Having exhausted the scope for claims for mis-sold Payment Protection Insurance, the telemarketing industry seems to have identified worries about care home fees as the next target, with organisations of varying degrees of integrity offering (for a sizeable fee, of course) a ‘guaranteed’ way to avoid them. Usually this involves transferring assets (typically the family home) into some kind of trust. The general idea is that you thereby reduce your assets below the threshold at which the local authority will meet the care home costs.
Does it work?
Well, at one level it may do. In undertaking the ‘means test’ which determines the local authority’s contribution to care home fees, there are rules on ‘deprivation of assets’ – these allow a local authority to treat you as continuing to own assets which you have given away with the intention of avoiding paying for care. But the longer the period of time between the gifting of assets and the need for care, the harder it is for the rules to be invoked. By the same token, giving assets away when the need for care is imminent is likely to be a non-starter.
Yet the better question is not ‘does it work?’, but ‘is it worth it?’
Quite apart from the fees involved and the lack of flexibility once you have alienated yourself from ownership of your home or other assets, the planning:
- may create a charge to Inheritance Tax on putting property into trust;
- may in some circumstances increase rather than diminish Inheritance Tax payable on death;
- is very likely to increase the Capital Gains Tax payable on a future disposal of the property; and
- may require you to pay a market rent for continued occupation of your home – creating, as well as a cost to you, a charge to Income Tax on the recipients of the rent.
Further, it’s worth putting the planning into context. Only about 15% of people aged 85 or over are resident in care homes, and in recent years that percentage has been falling, not rising. Moreover, lengthy stays are not typical: statistics suggest that the median stay is a couple of years or so. Thus, it’s likely that most people will not pay care home fees and even those who do will in many cases not pay out enormous amounts.
That’s not to say that planning for care home fees should be dismissed. But it’s something that should be considered not as a result of a call from a scaremongering commission-hungry salesman, but in the context of a balanced and considered review of your financial position.

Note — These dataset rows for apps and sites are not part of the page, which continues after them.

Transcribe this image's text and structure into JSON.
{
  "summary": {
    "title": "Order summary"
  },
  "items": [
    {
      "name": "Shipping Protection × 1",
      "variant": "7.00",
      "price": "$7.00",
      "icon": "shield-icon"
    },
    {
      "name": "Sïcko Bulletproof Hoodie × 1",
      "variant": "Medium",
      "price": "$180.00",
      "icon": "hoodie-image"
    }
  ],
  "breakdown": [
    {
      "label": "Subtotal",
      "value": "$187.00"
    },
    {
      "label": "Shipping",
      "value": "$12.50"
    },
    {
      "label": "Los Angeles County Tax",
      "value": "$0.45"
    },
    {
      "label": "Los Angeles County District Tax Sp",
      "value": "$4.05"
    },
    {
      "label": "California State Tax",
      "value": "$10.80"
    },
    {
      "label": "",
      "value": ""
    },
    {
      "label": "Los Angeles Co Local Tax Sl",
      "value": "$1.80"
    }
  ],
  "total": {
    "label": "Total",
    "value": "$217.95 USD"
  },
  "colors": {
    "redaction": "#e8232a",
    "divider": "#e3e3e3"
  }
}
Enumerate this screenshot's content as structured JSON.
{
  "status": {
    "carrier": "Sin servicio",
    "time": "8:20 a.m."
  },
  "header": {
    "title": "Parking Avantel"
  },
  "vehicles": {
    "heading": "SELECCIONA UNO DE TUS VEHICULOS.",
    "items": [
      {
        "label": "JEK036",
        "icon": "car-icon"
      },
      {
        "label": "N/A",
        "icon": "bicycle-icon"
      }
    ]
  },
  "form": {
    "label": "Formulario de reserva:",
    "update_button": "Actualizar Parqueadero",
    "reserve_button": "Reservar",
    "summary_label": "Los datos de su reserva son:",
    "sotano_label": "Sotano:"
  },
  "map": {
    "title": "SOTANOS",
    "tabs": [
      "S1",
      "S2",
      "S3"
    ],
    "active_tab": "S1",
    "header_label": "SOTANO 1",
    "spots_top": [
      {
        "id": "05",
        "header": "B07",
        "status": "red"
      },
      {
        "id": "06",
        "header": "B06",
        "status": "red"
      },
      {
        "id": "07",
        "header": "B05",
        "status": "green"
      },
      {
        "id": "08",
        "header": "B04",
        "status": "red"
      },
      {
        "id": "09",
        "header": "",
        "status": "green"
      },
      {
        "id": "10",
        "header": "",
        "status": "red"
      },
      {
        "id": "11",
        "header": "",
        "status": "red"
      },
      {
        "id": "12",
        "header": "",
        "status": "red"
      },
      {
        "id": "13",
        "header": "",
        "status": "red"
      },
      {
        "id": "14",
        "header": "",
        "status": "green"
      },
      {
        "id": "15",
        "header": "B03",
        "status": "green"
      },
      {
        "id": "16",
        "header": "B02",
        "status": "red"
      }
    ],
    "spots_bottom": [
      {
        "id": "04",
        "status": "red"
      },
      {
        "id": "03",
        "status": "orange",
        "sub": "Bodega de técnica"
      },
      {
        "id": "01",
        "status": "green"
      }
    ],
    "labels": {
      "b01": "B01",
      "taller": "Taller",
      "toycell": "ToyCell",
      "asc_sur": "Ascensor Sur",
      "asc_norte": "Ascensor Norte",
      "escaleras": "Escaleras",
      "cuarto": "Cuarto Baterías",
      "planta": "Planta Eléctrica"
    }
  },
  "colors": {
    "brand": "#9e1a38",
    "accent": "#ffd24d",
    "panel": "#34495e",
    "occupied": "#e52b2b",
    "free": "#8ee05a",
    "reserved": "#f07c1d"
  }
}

For more information, please get in touch with your usual BKL contact or use our enquiry form.